Dog training, Steve told us, is like MapQuest. There are really only two things you need to know: where you are now, and where you want to go.
It’s important to know where you are because if you don’t, you might just go in the wrong direction. While a dog’s past can give you some insight into his behavior, it can also color your perceptions. It’s important to know where your dog really is, not where you think he is.
This is why baselining is so important. It gives you an objective way to know where you and your dog currently are. For each training task that a dog/person team worked on, we took a baseline. We found that Steve was right when he said the easiest way to get a useful baseline was by doing one rep of the behavior. This one rep could be done cold or it could be done after the dog was warmed up with other behaviors. Either way, we would quickly know where the dog was.
We used a really cool chart, which I have recreated in Excel for illustrative purposes, to take the baseline:

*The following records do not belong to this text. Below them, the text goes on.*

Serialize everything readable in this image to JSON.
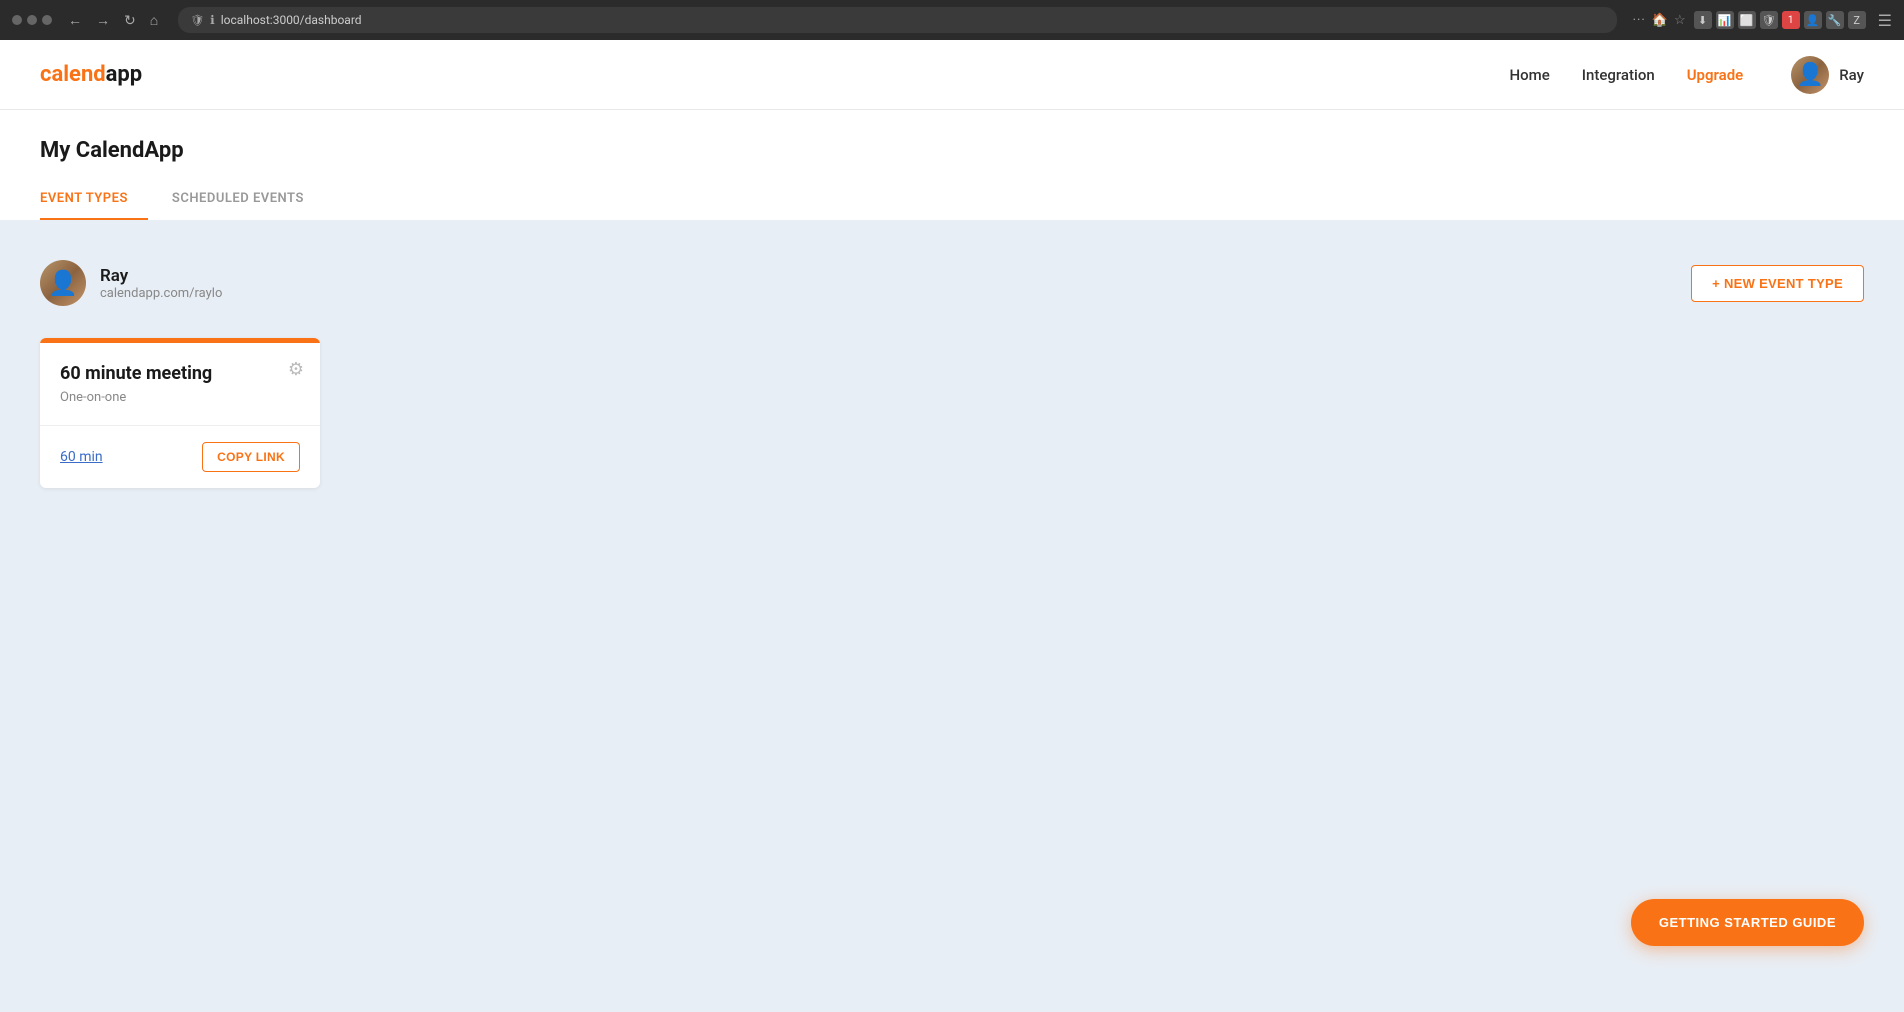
{
  "browser": {
    "url": "localhost:3000/dashboard",
    "dots_menu": "···"
  },
  "header": {
    "logo_cal": "calend",
    "logo_end": "app",
    "nav": {
      "home": "Home",
      "integration": "Integration",
      "upgrade": "Upgrade"
    },
    "user_name": "Ray"
  },
  "page": {
    "title": "My CalendApp",
    "tabs": [
      {
        "label": "EVENT TYPES",
        "active": true
      },
      {
        "label": "SCHEDULED EVENTS",
        "active": false
      }
    ]
  },
  "content": {
    "user": {
      "name": "Ray",
      "url": "calendapp.com/raylo"
    },
    "new_event_btn": "+ NEW EVENT TYPE",
    "event_card": {
      "title": "60 minute meeting",
      "type": "One-on-one",
      "duration_label": "60 min",
      "copy_btn": "COPY LINK"
    }
  },
  "getting_started": {
    "label": "GETTING STARTED GUIDE"
  }
}
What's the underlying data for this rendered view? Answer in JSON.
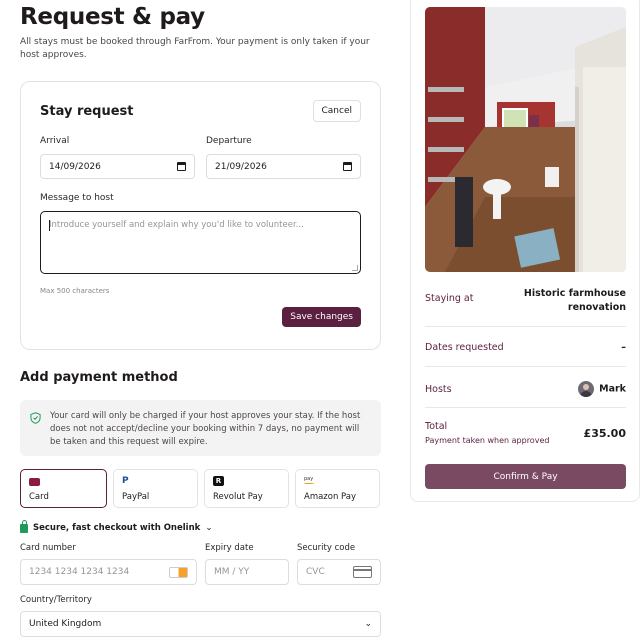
{
  "page": {
    "title": "Request & pay",
    "subtitle": "All stays must be booked through FarFrom. Your payment is only taken if your host approves."
  },
  "stay_request": {
    "title": "Stay request",
    "cancel_label": "Cancel",
    "arrival_label": "Arrival",
    "arrival_value": "14/09/2026",
    "departure_label": "Departure",
    "departure_value": "21/09/2026",
    "message_label": "Message to host",
    "message_placeholder": "Introduce yourself and explain why you'd like to volunteer...",
    "max_chars": "Max 500 characters",
    "save_label": "Save changes"
  },
  "payment": {
    "title": "Add payment method",
    "notice": "Your card will only be charged if your host approves your stay. If the host does not not accept/decline your booking within 7 days, no payment will be taken and this request will expire.",
    "methods": [
      {
        "label": "Card",
        "icon": "card-icon",
        "selected": true
      },
      {
        "label": "PayPal",
        "icon": "paypal-icon",
        "selected": false
      },
      {
        "label": "Revolut Pay",
        "icon": "revolut-icon",
        "selected": false
      },
      {
        "label": "Amazon Pay",
        "icon": "amazon-pay-icon",
        "selected": false
      }
    ],
    "onelink": "Secure, fast checkout with Onelink",
    "card_number_label": "Card number",
    "card_number_placeholder": "1234 1234 1234 1234",
    "expiry_label": "Expiry date",
    "expiry_placeholder": "MM / YY",
    "security_label": "Security code",
    "security_placeholder": "CVC",
    "country_label": "Country/Territory",
    "country_value": "United Kingdom"
  },
  "summary": {
    "staying_at_label": "Staying at",
    "staying_at_value": "Historic farmhouse renovation",
    "dates_label": "Dates requested",
    "dates_value": "–",
    "hosts_label": "Hosts",
    "host_name": "Mark",
    "total_label": "Total",
    "total_sub": "Payment taken when approved",
    "total_value": "£35.00",
    "confirm_label": "Confirm & Pay"
  },
  "colors": {
    "brand": "#5b1f3f",
    "confirm_button": "#7a4a63",
    "secure_green": "#1e9a5a"
  }
}
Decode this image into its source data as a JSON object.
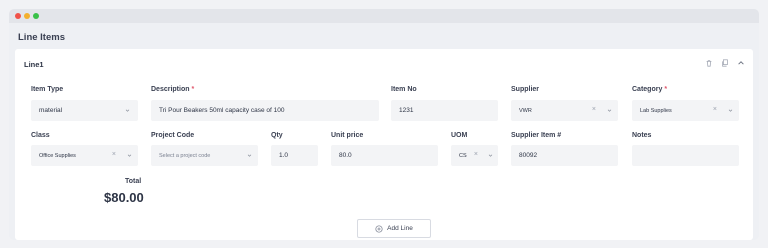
{
  "section_title": "Line Items",
  "line": {
    "title": "Line1",
    "actions": {
      "delete_icon": "trash-icon",
      "duplicate_icon": "copy-icon",
      "collapse_icon": "chevron-up-icon"
    }
  },
  "fields": {
    "item_type": {
      "label": "Item Type",
      "value": "material"
    },
    "description": {
      "label": "Description",
      "required_mark": "*",
      "value": "Tri Pour Beakers 50ml capacity case of 100"
    },
    "item_no": {
      "label": "Item No",
      "value": "1231"
    },
    "supplier": {
      "label": "Supplier",
      "value": "VWR",
      "clear": "×"
    },
    "category": {
      "label": "Category",
      "required_mark": "*",
      "value": "Lab Supplies",
      "clear": "×"
    },
    "class": {
      "label": "Class",
      "value": "Office Supplies",
      "clear": "×"
    },
    "project_code": {
      "label": "Project Code",
      "placeholder": "Select a project code"
    },
    "qty": {
      "label": "Qty",
      "value": "1.0"
    },
    "unit_price": {
      "label": "Unit price",
      "value": "80.0"
    },
    "uom": {
      "label": "UOM",
      "value": "CS",
      "clear": "×"
    },
    "supplier_item": {
      "label": "Supplier Item #",
      "value": "80092"
    },
    "notes": {
      "label": "Notes",
      "value": ""
    }
  },
  "total": {
    "label": "Total",
    "value": "$80.00"
  },
  "add_line": {
    "label": "Add Line",
    "icon": "plus-circle-icon"
  },
  "colors": {
    "required": "#e0566b",
    "field_bg": "#f3f4f6",
    "page_bg": "#f1f2f5"
  }
}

As you can see, this actually measures six different components of that single repetition of the behavior. The first three have to do with the fluency of the behavior. (Fluency means that the dog can perform without thought. However, this may only happen in a single environment or with a particular person.) Accuracy refers to what the behavior looks like. Did the dog do the behavior correctly? Latency means how quickly your dog responds to the cue. Speed/Intensity refers to, well, how fast or intense the behavior is.
The next three have to do with generalization. (Generalization is when the behavior is fluent in any environment with any person, and despite competing environmental demands.) Is the dog able to do it with duration? From a distance? When there are distractions?
For each component, you choose whether the dog’s response was unacceptable, needs improvement, met the standard you set, exceeded expectations, or was considered excellent. If your dog scores all 3s or above, then you can increase criteria.
The really tricky part of baselining is making sure that you are very clear in what you’re looking at. A sit is not just a sit. To one person, a sit may mean that the dog’s butt hits the ground within 5 seconds or so. To another, a sit may been that the dog’s elbows are straight and the hips square, that the dog did a tuck sit (where the back legs come under him rather than the dog rocking backwards into the sit), that the response happens within a second of being cues with a single verbal cue, and that the dog remains in the sit until told otherwise.
Pretty big difference in those two descriptions, isn’t there? During the working sessions, we spent a lot of time nailing down exactly what we were looking at. I was sometimes surprised to discover that I envisioned the behavior looking completely different from the way my teammates had envisioned it. We got quite good at describing what we were about to do very clearly: I am going to stand in front of my dog while she’s standing at a distance of 3 feet, then give her a single hand signal to sit. I expect that her but will be on the ground within 2 seconds; I don’t care what the sit looks like.
This might seem picky and pedantic, but not only will it help you get an accurate baseline, it’s also important to do this when you start your training sessions. Remember, part of MapQuest is both knowing where you currently are and knowing where you want to go. Just as there is a big difference between Madison, Wisconsin and Madison, South Dakota, there is a big difference between a competition sit and a puppy sit.
Now, I’ll be honest. All of this seems like a lot of work. I probably won’t be busting out the forms any time in the future. I’ve tried record keeping in the past and honestly, I’m just lazy. But I do want to play with the idea of a single-rep baseline and I will definitely be better about articulating my criteria before I start training.
What about you? Will you incorporate any of this information in your training?